    A Miami-Dade judge will determine soon if they should be tried separately. South Florida was shocked when the Barahonas' alleged crimes came to light a year ago, and since then the state has overhauled their child protective services to spot abuse faster after it was criticized for not detecting the situation in the home.

    Acorrding to Victor Barahona's caretaker, he said several times that he thought he was going to die.

    A year ago Tuesday, he was found with severe chemical burns in a pickup truck along Interstate 95. His sister’s body was in a plastic bag in the truck.
     
    "To take you back for a year when Barahona happened, our turnover must have been around 40 percent," said current DCF South Florida director Esther Jacobo.

    New Barahona Documents Released

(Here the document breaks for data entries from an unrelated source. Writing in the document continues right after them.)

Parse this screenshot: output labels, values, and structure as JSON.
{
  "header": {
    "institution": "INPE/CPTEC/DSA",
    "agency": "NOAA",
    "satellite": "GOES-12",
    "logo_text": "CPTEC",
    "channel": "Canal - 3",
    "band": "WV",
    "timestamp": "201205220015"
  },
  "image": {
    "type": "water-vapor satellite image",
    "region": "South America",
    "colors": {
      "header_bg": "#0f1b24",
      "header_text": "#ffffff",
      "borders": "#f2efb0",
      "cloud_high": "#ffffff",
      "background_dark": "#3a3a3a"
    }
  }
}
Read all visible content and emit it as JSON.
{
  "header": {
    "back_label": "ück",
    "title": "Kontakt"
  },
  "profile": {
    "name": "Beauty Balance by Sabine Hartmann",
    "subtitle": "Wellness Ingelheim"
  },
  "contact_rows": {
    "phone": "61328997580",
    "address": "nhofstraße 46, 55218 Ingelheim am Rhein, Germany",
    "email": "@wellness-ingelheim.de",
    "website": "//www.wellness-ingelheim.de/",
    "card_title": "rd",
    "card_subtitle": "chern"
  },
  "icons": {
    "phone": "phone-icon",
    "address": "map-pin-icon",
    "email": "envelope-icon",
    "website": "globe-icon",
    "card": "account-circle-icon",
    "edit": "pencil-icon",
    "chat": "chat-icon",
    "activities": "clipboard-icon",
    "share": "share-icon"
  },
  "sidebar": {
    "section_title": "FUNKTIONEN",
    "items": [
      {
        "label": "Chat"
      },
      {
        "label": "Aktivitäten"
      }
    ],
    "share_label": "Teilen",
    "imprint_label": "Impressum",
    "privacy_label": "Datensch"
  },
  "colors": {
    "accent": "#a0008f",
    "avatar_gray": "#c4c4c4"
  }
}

    [MI] New Barahona Documents Released
    Nearly a year after the body of 10-year-old Nubia Barahona was discovered inside her adoptive father’s truck next to her badly injured brother, prosecutors released new evidence Monday that sheds light on what the siblings endured.

    Jacobo told NBC Miami that much has changed over the last year since the Barahona tragedy was uncovered. Jacobo said child protective investigators are seeing their caseloads drop significantly. Twenty new investigators are on the road responding to calls for help.

    Investigator Julio Garcia and his counterparts now carry about 15 cases, down from 50 last year.
        
    "I can access risk and safety in a better quality than I did before," Garcia said.

    "Our investigators all want to do what’s right for kids, and we have to make sure we give them the tools to do that," Jacobo said.

    Pat Smith, an official at Our Kids, the organization that oversees foster care, said technology is giving each case worker the ability to track medical care, to take a picture of a child with a time and date stamp and a location too.

    "Whether they are missing school, they collect all that information during a home visit," said Smith.

    But one child advocate said changes really haven’t made much of a difference.

    "We’re not able to see the kids of results you want to see. The quality assurance monitoring by the department has revealed huge systemic problems in the our kids system of care," said Howard Talenfeld, Florida's Children First president.

    DCF and Our Kids insist they are better equipped to spot troubled families like the Barahonas from happening again.